Forum Staff
Oct 2011
27,011
Italy, Lago Maggiore
Today in not a few African countries they use money printed on behalf of the French Treasure. It's a free choice, but it soundes at least curious that Paris still control the monetary police of those countries [if you print the money ...]. Moreover, a stable and strong money means a loss of competitiveness by the local African producers ... and nice financial advantages for the local elites. It's the CFA Franc CFA franc - Wikipedia.

This currency exists since December 1945. So it's a clue about the attitude of Paris regarding the incoming decolonization: if you agree we will keep on controlling "your" money.
 

royal744

Ad Honoris
Jul 2013
10,631
San Antonio, Tx
Today in not a few African countries they use money printed on behalf of the French Treasure. It's a free choice, but it soundes at least curious that Paris still control the monetary police of those countries [if you print the money ...]. Moreover, a stable and strong money means a loss of competitiveness by the local African producers ... and nice financial advantages for the local elites. It's the CFA Franc CFA franc - Wikipedia.

This currency exists since December 1945. So it's a clue about the attitude of Paris regarding the incoming decolonization: if you agree we will keep on controlling "your" money.
Interesting. Aren’t there one or two countries in the world that abandoned their currencies and adopted the US dollar for use in their daily lives?
 

AlpinLuke

Forum Staff
Oct 2011
27,011
Italy, Lago Maggiore
Interesting. Aren’t there one or two countries in the world that abandoned their currencies and adopted the US dollar for use in their daily lives?
I think so, but it's not said it works ... remember Argentina which linked its currency unit to US dollar ... that was the main reason of the deadly economical crisis that the country had to face. And not in a far past.

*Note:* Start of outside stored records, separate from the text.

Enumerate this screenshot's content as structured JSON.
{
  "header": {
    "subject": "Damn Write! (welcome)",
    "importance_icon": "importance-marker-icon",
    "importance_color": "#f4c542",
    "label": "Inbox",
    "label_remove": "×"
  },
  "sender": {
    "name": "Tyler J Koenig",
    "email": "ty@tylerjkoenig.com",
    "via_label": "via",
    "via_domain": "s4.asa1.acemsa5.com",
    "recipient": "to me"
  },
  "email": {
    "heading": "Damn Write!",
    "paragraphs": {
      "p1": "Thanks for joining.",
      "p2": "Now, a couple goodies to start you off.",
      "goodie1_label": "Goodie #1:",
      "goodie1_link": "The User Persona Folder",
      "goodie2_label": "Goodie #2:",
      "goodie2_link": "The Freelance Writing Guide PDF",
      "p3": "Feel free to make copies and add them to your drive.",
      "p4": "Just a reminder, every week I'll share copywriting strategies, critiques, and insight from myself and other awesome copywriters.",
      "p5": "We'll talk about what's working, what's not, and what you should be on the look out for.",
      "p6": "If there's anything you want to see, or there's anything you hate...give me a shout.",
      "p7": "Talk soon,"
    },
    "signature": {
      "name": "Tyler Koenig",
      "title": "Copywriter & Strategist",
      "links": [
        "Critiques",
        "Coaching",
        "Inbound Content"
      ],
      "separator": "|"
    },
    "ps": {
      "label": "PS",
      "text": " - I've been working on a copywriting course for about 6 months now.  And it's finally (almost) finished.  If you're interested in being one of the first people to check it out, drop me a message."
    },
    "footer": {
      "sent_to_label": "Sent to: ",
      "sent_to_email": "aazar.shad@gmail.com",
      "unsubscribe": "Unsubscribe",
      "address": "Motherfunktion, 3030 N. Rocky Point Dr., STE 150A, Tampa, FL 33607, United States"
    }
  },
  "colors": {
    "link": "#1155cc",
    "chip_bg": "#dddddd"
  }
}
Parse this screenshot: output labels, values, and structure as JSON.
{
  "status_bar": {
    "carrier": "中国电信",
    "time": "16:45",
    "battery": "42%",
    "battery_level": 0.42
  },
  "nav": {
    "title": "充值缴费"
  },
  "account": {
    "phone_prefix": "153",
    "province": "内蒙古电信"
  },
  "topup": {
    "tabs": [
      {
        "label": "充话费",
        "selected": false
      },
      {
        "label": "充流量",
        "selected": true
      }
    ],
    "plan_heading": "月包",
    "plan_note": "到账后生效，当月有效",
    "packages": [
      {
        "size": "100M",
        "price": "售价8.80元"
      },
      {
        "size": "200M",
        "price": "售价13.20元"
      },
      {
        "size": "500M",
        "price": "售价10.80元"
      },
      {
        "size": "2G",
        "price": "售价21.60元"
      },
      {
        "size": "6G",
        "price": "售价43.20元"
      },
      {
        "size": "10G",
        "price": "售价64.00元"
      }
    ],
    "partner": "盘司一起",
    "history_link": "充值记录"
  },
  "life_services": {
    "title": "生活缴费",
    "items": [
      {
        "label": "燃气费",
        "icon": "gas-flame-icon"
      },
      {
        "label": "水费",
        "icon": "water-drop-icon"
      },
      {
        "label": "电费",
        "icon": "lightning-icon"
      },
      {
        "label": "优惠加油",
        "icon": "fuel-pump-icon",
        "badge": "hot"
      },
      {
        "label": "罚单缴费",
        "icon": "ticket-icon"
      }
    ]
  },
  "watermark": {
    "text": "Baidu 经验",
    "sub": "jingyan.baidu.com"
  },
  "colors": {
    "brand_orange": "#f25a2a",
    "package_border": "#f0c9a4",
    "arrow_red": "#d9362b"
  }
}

For a developing country to link its own currency unit to the currency unit of a developed country can be a problem. My economical education tells me that until you are a developing country it's better for you to have your own weak and vulnerable currency unit.

I could even talk about Italy: until we had Lira we were the China of Europe. Once we linked Lira to German Frank we lost all ... Germans bought no more from Italian producers, but from Asian producers, real estates in Italy became incredibly expensive [they doubled their cost] and the real capability to spend of the common Italian diminished in a drastic way.